====== Data extract ======

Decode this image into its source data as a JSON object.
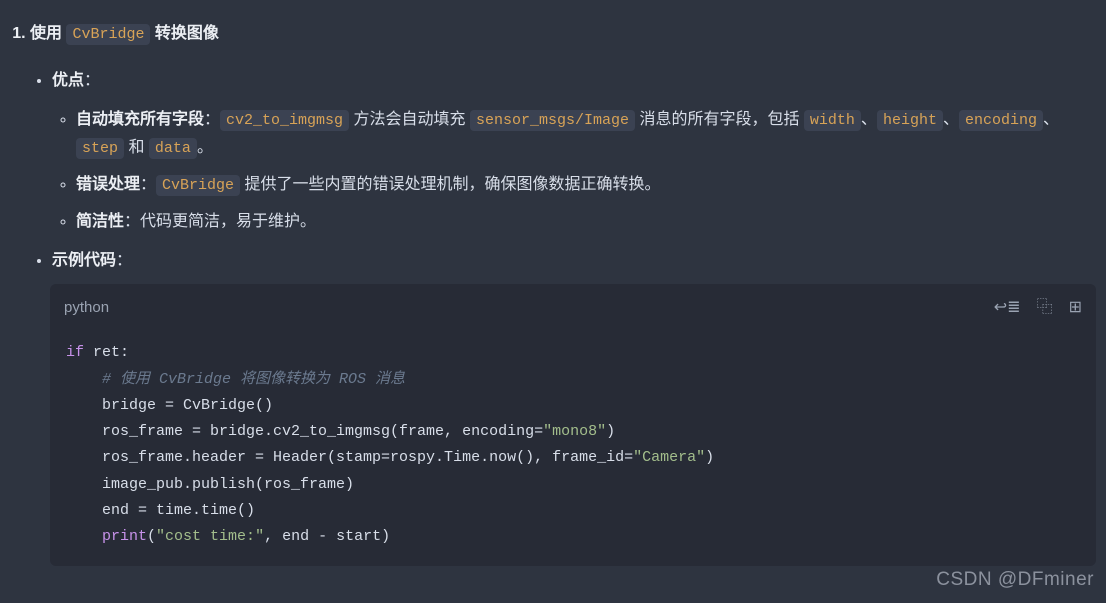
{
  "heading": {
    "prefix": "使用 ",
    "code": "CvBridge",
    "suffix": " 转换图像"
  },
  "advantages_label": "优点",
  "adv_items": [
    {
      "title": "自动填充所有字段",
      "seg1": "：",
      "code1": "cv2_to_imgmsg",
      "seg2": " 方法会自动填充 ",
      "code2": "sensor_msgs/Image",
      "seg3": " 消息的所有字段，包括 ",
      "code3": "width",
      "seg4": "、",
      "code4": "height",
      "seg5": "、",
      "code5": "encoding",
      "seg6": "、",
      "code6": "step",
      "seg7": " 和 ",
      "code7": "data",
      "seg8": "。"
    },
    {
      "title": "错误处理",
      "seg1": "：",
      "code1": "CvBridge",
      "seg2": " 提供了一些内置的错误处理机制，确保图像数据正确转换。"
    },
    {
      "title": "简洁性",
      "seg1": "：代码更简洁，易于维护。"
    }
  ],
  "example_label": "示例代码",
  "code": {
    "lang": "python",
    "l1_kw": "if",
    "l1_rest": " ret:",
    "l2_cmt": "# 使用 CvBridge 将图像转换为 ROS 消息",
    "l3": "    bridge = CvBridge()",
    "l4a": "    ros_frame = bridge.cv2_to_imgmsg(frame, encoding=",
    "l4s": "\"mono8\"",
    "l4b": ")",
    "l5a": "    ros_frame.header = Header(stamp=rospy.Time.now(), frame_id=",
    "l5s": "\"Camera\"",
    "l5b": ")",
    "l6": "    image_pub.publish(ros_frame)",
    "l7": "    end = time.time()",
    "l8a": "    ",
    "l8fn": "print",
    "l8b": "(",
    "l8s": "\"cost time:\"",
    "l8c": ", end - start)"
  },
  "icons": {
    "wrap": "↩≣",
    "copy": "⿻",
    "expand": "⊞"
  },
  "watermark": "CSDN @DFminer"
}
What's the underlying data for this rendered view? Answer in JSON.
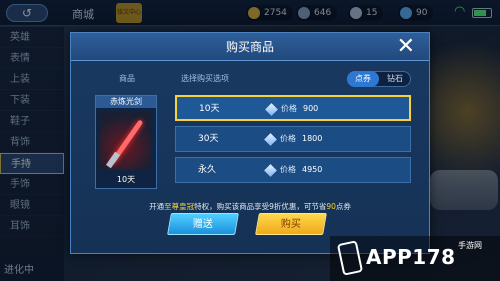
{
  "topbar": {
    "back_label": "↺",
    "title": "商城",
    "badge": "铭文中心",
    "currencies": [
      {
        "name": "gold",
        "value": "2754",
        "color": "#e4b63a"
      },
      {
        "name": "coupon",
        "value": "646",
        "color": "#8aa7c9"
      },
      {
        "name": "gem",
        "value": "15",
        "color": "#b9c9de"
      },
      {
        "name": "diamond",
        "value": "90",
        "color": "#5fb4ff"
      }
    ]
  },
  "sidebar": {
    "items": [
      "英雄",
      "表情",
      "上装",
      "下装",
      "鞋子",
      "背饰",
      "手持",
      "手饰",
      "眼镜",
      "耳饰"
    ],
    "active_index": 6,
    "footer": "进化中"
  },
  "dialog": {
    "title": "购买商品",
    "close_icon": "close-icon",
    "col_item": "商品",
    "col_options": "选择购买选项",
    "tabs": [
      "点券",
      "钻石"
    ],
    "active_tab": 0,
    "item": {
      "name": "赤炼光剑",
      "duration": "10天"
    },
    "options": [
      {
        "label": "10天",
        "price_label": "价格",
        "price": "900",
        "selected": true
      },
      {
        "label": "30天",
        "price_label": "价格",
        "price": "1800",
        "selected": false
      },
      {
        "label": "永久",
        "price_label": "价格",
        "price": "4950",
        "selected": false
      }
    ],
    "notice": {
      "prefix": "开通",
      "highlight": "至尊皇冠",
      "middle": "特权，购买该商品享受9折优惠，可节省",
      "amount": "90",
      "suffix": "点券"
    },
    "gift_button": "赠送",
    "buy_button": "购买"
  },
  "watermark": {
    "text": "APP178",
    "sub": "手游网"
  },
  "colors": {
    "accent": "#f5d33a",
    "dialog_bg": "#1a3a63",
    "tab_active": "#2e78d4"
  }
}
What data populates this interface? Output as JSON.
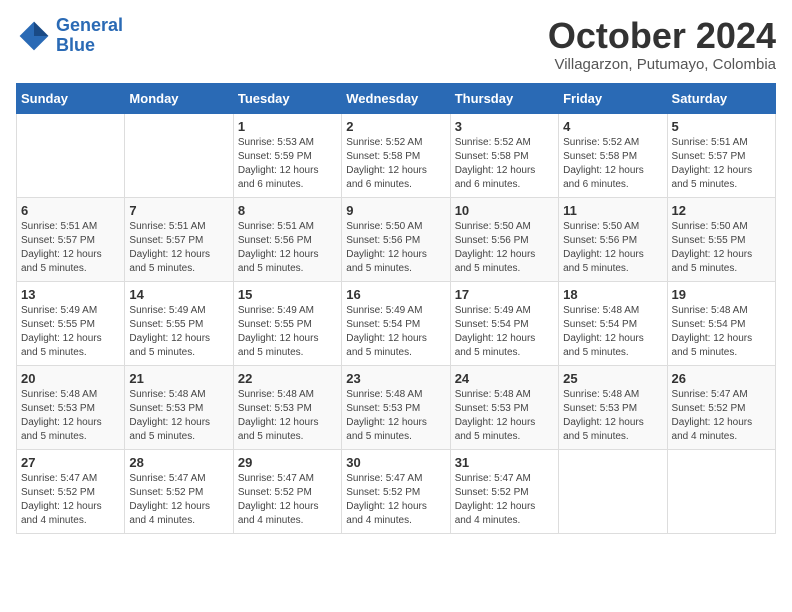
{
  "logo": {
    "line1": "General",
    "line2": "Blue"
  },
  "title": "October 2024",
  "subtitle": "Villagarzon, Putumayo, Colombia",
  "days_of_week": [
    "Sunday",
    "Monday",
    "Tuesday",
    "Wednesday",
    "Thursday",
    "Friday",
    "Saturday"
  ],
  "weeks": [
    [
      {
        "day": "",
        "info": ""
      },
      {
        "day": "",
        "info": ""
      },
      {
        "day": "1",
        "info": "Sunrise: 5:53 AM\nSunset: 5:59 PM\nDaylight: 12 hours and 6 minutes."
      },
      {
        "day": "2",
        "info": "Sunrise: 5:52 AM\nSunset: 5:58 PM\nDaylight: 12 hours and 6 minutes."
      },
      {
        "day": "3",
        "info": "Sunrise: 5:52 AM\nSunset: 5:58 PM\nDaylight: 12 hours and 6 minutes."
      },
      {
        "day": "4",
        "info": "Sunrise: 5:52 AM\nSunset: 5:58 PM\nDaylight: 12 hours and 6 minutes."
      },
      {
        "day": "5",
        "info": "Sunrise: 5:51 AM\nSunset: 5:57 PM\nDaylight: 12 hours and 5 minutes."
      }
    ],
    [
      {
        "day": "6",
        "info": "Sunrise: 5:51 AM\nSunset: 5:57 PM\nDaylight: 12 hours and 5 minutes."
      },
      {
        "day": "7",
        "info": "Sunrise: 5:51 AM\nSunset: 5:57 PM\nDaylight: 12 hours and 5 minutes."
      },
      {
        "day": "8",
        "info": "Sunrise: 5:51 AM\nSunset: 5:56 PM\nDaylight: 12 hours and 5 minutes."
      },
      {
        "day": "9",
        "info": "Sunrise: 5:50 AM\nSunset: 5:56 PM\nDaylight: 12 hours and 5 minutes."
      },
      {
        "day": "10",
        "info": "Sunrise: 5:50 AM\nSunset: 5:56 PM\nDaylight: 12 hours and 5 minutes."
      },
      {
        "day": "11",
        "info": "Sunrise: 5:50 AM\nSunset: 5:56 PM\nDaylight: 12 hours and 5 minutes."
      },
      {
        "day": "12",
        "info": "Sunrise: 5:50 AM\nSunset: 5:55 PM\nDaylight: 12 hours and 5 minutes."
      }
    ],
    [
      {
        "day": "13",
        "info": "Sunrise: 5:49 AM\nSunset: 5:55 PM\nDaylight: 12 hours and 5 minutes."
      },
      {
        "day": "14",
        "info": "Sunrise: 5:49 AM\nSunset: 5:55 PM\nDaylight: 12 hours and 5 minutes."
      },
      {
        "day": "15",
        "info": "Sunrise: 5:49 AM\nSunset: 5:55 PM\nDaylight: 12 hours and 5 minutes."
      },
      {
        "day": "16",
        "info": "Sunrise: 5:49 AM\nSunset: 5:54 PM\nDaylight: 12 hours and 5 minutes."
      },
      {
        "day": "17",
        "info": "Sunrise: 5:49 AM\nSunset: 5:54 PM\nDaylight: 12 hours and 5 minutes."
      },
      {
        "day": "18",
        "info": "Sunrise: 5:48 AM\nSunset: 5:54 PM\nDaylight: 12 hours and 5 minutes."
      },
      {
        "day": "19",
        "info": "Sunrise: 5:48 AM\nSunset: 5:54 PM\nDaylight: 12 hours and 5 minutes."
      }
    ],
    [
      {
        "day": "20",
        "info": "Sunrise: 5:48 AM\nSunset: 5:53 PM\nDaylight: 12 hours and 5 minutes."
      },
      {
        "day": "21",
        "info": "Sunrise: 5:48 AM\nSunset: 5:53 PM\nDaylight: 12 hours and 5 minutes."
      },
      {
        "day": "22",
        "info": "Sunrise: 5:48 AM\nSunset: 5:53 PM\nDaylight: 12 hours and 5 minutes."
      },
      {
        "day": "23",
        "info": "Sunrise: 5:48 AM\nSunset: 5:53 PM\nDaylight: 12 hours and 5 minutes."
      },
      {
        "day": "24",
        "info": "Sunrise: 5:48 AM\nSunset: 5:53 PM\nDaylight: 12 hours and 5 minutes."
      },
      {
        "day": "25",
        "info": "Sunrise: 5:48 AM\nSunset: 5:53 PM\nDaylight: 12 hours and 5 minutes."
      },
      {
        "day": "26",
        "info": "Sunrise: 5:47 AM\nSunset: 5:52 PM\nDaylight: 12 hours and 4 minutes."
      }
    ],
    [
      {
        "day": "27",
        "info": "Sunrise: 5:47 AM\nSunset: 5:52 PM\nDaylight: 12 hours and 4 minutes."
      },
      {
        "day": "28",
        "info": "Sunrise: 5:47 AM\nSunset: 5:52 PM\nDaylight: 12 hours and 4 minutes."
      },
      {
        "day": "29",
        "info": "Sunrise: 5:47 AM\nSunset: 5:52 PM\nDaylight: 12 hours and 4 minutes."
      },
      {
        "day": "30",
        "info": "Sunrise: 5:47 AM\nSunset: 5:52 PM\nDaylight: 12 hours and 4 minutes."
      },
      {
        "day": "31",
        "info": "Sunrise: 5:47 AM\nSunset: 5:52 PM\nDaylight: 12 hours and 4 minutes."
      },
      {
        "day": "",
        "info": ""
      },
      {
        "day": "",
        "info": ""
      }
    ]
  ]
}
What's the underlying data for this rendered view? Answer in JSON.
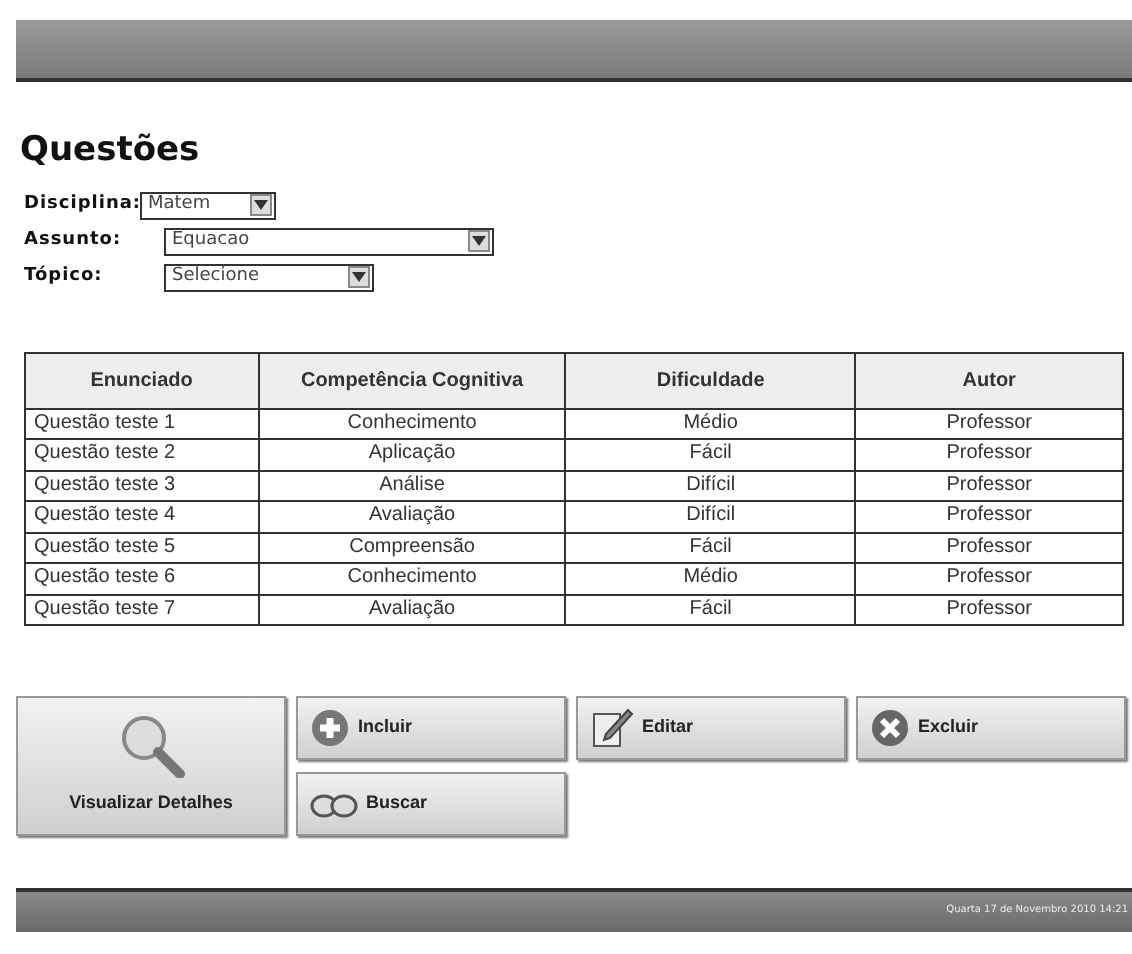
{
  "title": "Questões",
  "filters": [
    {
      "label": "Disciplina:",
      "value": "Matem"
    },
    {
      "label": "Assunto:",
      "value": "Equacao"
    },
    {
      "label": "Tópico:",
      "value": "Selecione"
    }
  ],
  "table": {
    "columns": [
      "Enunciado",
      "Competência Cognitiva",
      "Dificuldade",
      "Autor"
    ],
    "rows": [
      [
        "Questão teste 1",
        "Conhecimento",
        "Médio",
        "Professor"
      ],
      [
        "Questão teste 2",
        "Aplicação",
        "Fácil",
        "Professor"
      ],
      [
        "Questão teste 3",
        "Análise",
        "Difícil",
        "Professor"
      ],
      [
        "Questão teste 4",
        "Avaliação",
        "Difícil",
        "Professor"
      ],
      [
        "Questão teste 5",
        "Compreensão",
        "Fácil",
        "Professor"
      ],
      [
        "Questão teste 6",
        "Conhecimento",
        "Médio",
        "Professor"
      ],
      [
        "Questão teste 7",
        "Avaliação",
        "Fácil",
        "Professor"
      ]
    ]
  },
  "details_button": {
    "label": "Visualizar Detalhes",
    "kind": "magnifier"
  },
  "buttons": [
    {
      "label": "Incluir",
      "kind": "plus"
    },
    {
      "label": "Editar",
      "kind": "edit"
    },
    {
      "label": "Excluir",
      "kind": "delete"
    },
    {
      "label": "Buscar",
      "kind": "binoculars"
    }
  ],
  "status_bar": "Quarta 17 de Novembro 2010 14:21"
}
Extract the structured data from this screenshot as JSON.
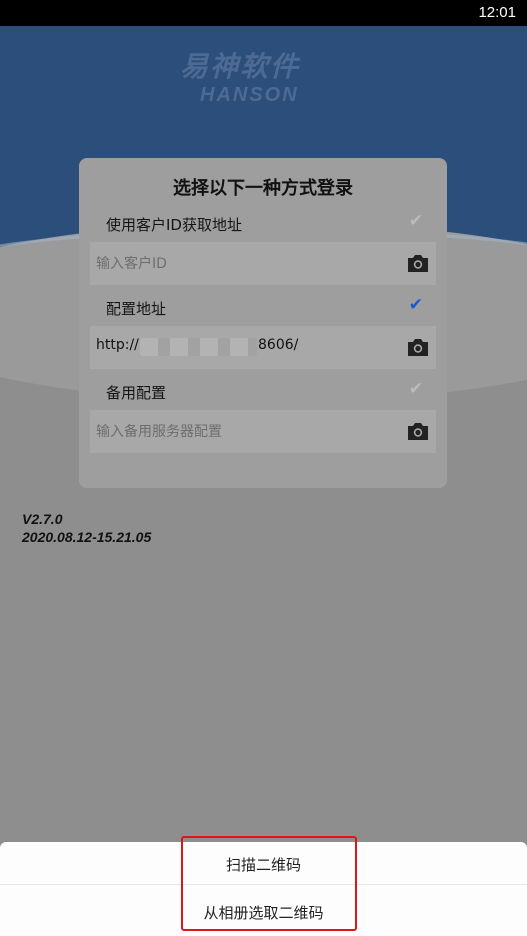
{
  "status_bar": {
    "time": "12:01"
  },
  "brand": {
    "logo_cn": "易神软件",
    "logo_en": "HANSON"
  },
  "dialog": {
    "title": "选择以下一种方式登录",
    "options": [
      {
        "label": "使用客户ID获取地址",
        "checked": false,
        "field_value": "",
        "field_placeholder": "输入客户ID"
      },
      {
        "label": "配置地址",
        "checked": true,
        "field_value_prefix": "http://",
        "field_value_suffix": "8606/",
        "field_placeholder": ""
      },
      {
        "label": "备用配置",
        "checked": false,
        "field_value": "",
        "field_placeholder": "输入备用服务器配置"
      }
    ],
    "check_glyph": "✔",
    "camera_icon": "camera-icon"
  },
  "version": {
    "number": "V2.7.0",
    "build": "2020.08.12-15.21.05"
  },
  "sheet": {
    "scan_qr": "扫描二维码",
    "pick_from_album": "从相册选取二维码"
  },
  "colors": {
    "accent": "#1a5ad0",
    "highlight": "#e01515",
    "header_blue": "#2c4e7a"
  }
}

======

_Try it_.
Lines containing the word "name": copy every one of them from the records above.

_Exercise answer_.
        "name": "gold",
        "name": "coupon",
        "name": "gem",
        "name": "diamond",
      "name": "赤炼光剑",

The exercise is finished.